The Second Time Around

People often ask me if older widowed people should remarry. The obvious answer is yes, of course, if they want to. But sometimes it’s not so easy. Many widows and widowers feel it’s disloyal to their late spouse, and those with grown children may worry about wills, inheritance and so forth. Some are concerned that their children will never forgive them for remarrying and ‘replacing’ the lost parent. All of these feelings are understandable, but they’re just emotions, and, as such, not necessarily rational. If you want to make sure your life is happy, it makes sense to be more rational and a little less sentimental.

Nobody can tell a person to remarry; but nobody should tell him or her not to remarry, either. The point is that the possibility shouldn’t be ruled out. According to, ‘Widows and widowers considering remarriage may face conflicting emotions. Finding love again and remarrying after you’ve lost a spouse can give you a whole new lease on life. You should celebrate this new step and know that you deserve to be happy, but tread lightly in a few areas that may be sensitive. Understand and remind [children and family] gently that all people are different and special in their own right and that remarrying will never make you forget your lost spouse. Assure them you would never expect to replace the person you’ve lost, only to find a different experience and relationship that can bring you happiness in the years ahead.’

I’ll go even further: If you’re a grown adult and your parent wants to remarry, the first thing to remember is that it’s NOT about you. Don’t ever deny happiness to someone you love, and don’t claim to know what’s best for them, either. What if somebody tried to decide for you if you should marry? Few decisions are more important or profoundly personal.
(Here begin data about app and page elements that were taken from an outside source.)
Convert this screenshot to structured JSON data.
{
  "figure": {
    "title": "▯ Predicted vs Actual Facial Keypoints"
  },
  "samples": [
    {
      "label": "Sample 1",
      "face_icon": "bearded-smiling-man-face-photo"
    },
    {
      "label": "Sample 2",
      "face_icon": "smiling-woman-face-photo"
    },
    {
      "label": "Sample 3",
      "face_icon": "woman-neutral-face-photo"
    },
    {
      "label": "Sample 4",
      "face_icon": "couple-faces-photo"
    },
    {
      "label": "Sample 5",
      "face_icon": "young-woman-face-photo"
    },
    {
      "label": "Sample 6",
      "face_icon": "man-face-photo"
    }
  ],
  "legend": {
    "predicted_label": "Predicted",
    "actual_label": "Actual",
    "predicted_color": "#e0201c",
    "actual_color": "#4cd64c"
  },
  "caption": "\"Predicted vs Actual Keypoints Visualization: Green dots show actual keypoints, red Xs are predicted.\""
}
No two relationships are the same. What you gain in one relationship isn’t necessarily what you may gain in a different one. People who are happily remarried often tell me, ‘It’s like apples and oranges. They’re two completely different experiences.’ Sometimes, they even confide, ‘I have more in common with my second spouse and we’re more compatible in some ways.’ Should they feel guilty? Of course not. The fact that you found someone more suited to you in certain respects has nothing to do with the former spouse. They’re two unrelated things, and one can’t allow his or her emotions to mix them together. Happiness in the second love takes nothing away from the happiness in the first one.

I can’t emphasize enough how important it is to BE in a situation before you can fully understand it. An old friend of mine (whose husband was still alive at the time) was downright condemnatory about her middle-aged friend remarrying after the loss of his spouse of many years. Sadly, not long after her diatribe, she lost her husband. Well, wouldn’t you know it: She’s now dating not one, but two different gentleman, and having a good time. Until you’re in the situation, nobody has any business claiming what’s best for somebody else.

Many times I’ve heard people say, ‘I don’t feel guilty about remarrying, but my children don’t approve. I think it might be money.’ I ask the person whether he or she wants to leave their estate to their children or to the new spouse. Usually the answer is, ‘Oh, my children, of course. I’m remarrying for love, not for finances. I want my children to get everything just as they would if I’d never remarried.’ Then the solution is simple: Call your lawyer and get it in writing. And make sure the kids know you’ve done it. There’s no shame in bringing this out into the open. In fact, it’s an effective ‘preemptive strike’ against needless conflict. Money is a perfectly legitimate concern, and it can be reassuring to know there won’t be fights down the road.

Yes, I’m pretty hard on the grown kids in requiring them to accept the remarriage (and the parent’s need for continued happiness). But I also agree with ‘A family’s acceptance of a new marriage doesn’t always happen immediately. ‘ Over time, your children and extended family will get to know your new spouse better, [and] recognize that you are happy’. Good communication is essential to ease the transition when you are blending families together.’ In other words, their initial resistance to your decision to remarry is not necessarily permanent. Just as parents tend to accept what their kids do, once they see it makes them happy, grown kids will do the same, assuming they love their parents in an emotionally healthy way.

Romantic love is one of life’s greatest experiences, and the loss of a spouse is one of the worst tragedies. But how wonderful to be renewed by a new and different love; one that may be just as strong in its own way. It’s not something you want to think about when you’re grieving, and in some sense you will always grieve the lost loved one. But the loss of one love is no reason to lose love altogether.